The light falloff is comparatively heavy (1.1EV) at fully open aperture. Stopping down to f/2.2 reduces the issue quite a bit already but if you are shooting a scene where vignetting is disturbing you should stop down beyond f/2.8.
The resolution characteristic of the 17mm f/1.8 is decent although it stays short of its mighty cousin – the M.Zuiko 75mm f/1.8ED – which we reviewed recently here. Having said that, the center resolution is already very good to excellent at f/1.8 followed by good results in the outer image region. This is impressive at this setting. However, technically there’s only a marginal improvement potential when stopping down. Diffraction has a limiting effect from f/5.6 onward but the results remain very usable even at f/8. For what it’s worth we also verified the results based on uncorrected RAWs (without distortion correction) but it didn’t really make much of a difference with respect to the borders. There is a slight degree of field curvature in the image corners which may be visible at large apertures.
The center quality of the tested sample was good for a lens in this class.
Please note that the MTF results are not directly comparable across the different systems!
Below is a simplified summary of the formal findings. The chart shows line widths per picture height (LW/PH) which can be taken as a measure of sharpness. If you want to know more about the MTF50 figures you may check out the corresponding Imatest Explanations.
Chromatic Aberrations (CAs)

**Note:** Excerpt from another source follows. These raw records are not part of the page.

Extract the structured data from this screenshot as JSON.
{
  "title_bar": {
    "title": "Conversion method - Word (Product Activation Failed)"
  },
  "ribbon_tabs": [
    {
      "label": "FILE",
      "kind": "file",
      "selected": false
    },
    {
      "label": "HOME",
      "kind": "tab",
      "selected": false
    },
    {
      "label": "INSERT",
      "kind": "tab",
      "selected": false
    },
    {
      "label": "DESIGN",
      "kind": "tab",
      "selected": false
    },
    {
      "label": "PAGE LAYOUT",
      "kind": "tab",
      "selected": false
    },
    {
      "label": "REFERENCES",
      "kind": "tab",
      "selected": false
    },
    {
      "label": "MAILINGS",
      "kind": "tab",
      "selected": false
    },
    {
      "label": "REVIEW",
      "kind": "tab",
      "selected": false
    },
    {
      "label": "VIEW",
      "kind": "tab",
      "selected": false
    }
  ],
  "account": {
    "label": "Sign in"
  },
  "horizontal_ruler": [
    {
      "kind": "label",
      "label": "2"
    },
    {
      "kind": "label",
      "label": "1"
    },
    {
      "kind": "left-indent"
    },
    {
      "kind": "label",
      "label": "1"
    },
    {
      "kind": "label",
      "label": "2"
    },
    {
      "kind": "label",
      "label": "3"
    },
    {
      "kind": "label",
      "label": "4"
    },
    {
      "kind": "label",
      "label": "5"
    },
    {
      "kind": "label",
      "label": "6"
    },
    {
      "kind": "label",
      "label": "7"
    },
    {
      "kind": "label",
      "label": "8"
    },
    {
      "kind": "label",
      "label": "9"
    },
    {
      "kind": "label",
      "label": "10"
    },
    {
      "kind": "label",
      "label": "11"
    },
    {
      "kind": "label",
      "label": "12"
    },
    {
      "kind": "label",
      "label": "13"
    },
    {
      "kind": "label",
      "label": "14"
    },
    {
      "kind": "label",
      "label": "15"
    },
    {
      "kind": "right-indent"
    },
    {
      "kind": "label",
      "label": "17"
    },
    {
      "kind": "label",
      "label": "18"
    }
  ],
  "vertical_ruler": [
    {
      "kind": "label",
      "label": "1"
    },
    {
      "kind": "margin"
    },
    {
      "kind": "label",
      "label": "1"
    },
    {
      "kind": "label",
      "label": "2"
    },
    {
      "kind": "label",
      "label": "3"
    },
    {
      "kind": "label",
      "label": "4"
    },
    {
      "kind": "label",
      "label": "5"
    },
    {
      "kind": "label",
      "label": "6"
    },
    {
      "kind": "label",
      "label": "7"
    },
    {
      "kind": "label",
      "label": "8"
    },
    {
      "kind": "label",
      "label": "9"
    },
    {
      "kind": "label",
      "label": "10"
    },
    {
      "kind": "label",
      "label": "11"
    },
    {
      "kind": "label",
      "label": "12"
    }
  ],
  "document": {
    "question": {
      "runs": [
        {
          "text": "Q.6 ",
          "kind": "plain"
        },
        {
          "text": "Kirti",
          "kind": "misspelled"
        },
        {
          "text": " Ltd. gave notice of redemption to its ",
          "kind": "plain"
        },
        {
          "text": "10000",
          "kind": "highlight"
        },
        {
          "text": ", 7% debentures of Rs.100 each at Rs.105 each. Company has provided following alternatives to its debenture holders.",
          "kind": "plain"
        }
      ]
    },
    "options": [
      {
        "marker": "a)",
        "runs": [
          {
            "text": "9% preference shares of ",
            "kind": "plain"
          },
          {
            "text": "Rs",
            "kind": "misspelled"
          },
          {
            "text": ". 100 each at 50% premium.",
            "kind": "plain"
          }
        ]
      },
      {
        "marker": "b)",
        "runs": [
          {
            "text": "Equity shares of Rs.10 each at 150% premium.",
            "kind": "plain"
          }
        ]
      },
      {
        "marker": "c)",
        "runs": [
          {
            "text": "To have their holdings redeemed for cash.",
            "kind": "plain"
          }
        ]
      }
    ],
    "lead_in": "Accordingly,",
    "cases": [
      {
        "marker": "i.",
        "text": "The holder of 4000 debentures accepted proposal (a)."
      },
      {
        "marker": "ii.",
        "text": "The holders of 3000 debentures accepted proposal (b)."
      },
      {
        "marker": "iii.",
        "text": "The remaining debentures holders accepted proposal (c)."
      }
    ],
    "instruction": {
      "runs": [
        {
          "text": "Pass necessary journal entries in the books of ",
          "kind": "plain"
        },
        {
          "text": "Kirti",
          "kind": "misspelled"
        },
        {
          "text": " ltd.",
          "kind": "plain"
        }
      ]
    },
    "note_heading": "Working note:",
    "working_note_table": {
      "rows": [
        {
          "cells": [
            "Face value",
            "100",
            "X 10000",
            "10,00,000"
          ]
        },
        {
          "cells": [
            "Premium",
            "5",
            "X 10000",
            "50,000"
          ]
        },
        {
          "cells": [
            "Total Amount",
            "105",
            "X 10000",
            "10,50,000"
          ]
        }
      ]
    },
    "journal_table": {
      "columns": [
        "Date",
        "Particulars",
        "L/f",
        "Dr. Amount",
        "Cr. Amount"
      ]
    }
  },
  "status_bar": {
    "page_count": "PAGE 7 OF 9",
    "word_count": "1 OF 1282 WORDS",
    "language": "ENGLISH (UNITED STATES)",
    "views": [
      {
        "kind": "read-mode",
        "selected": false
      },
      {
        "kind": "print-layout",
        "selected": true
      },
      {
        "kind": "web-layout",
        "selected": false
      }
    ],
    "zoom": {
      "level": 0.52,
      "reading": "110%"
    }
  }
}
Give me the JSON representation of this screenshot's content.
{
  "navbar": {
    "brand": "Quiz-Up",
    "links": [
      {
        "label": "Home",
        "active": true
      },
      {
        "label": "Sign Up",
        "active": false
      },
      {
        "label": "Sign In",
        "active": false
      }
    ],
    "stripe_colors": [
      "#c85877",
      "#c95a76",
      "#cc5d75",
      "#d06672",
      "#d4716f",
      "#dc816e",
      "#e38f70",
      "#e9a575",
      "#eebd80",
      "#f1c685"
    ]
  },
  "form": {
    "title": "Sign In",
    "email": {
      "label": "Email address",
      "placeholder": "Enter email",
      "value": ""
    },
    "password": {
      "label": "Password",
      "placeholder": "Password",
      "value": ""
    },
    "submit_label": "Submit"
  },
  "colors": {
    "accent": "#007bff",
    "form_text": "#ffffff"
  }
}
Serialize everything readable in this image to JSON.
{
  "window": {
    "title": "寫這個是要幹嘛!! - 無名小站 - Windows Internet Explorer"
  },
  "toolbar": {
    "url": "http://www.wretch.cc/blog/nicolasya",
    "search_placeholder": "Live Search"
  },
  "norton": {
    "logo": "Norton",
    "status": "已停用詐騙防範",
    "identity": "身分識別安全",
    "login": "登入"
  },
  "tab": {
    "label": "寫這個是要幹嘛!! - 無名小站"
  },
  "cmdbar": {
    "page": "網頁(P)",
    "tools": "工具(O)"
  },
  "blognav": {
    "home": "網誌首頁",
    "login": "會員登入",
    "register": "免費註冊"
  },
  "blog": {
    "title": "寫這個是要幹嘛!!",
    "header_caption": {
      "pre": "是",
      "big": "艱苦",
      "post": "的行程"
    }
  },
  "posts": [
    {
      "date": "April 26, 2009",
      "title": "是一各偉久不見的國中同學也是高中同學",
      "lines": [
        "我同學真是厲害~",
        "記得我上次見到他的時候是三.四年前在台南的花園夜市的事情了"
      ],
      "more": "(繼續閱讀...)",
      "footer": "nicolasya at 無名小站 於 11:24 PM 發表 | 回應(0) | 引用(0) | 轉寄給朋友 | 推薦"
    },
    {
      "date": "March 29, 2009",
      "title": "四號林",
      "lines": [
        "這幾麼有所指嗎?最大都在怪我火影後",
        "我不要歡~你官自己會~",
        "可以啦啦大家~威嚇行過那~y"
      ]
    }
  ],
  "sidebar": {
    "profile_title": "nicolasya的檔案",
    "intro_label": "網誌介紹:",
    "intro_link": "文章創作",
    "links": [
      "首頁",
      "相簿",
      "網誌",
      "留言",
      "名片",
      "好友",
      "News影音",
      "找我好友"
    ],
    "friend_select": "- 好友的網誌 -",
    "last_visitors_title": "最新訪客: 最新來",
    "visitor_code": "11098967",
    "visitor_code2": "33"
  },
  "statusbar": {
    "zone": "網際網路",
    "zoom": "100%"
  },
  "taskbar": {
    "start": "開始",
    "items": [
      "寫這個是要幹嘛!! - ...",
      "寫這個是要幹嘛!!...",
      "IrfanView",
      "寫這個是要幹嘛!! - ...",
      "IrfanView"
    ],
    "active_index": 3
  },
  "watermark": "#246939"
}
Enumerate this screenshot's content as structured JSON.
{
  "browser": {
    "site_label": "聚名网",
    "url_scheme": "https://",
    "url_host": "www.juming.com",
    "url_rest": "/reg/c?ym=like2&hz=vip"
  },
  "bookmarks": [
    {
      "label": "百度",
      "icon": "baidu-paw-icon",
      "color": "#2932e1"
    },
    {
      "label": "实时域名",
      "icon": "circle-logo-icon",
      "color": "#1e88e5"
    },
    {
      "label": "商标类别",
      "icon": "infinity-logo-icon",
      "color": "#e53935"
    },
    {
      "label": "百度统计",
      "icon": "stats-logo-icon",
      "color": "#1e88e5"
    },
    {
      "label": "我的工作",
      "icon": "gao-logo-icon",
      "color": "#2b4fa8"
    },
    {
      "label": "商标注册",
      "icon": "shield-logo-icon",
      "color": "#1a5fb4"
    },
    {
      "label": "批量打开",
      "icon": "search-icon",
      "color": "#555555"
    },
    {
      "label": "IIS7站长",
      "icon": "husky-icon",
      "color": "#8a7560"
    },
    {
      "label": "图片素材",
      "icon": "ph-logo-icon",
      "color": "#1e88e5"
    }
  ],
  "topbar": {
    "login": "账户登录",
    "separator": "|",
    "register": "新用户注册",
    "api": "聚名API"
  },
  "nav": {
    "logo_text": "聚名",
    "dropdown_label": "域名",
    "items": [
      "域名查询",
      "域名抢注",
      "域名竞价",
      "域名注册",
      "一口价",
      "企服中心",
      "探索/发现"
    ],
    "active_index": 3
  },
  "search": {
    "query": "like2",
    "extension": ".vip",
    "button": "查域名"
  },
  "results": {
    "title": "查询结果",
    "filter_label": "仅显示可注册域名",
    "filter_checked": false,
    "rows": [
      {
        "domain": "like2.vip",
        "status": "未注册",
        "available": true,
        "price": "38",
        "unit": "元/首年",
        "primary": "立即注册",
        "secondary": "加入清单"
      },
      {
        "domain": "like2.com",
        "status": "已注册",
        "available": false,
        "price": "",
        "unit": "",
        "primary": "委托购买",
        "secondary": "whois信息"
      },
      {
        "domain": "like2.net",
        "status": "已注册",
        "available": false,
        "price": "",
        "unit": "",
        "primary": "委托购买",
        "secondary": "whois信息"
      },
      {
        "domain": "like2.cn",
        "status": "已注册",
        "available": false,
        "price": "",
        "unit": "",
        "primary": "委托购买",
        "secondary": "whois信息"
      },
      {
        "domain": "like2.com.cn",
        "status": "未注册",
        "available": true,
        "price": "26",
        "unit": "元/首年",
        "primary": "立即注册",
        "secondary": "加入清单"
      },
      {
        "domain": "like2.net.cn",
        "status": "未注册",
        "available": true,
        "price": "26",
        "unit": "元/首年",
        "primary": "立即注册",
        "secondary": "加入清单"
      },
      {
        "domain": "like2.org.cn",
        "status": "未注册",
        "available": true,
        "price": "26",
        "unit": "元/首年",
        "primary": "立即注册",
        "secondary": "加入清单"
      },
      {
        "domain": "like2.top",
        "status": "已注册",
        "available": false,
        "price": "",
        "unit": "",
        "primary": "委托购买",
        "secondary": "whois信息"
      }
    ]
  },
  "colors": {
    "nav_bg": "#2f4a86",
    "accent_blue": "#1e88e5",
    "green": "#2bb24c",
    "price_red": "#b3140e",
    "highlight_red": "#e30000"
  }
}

Lateral CAs (color shadows at hard contrast transitions at the image borders) aren’t a really strong aspect of the Olmypus lens. An average CA pixel width of around 1.8px at the image borders will be visible in some situations.
In order to illustrate the issue – here’s a sample crop taken from the image borders:
The Olympus M.Zuiko 17mm f/1.8 may not be a stellar performer but it is certainly an interesting lens considering its strengths. High speed wide-angle lenses tend to suffer from poor corners at large apertures but the Olympus lens actually does a decent job here. The center is already very sharp and contrasty at f/1.8. The borders are also quite decent here although slight field curvature has a certain impact in the corners. So if you are into low light or shallow depth-of-field photography the M.Zuiko is a good candidate. The technical image quality doesn't overly improve by stopping down but the field curvature dissolves towards medium aperture settings.
The bokeh is very good for a wide-angle lens (they tend to be rather rough here). Except some bokeh fringing (colored out-of-focus halos) at large apertures though. The amount of lateral CAs is comparatively high for such a lens. Distortions are not a problem in the real life but the original characteristic - present in the RAW data - is rather mediocre.
The mechanical quality is certainly convincing with its all metal body and a "focus-by-wire" focus ring. The focus clutch mechanism may also come handy at times. The AF is impressively fast and silent thanks to Olympus' MSC drive. Olympus claims that it operates smoothly for movies but more serious users will probably prefer to stick to manual focusing.
Now is it worth the comparatively high price tag ? Well, it depends. Some argue that there's no substitution for speed than more speed and the M.Zuiko is about as fast as it gets in this lens class within the micro-four-thirds system. Its nearest competitor, the Panasonic Lumix G 20mm f/1.7 ASPH is slightly cheaper but not quite as 'sexy' in terms of build quality and field-of-view. Performance-wise the Panasonic lens may be slightly sharper whereas the M.Zuiko has a better bokeh.
Price / Performance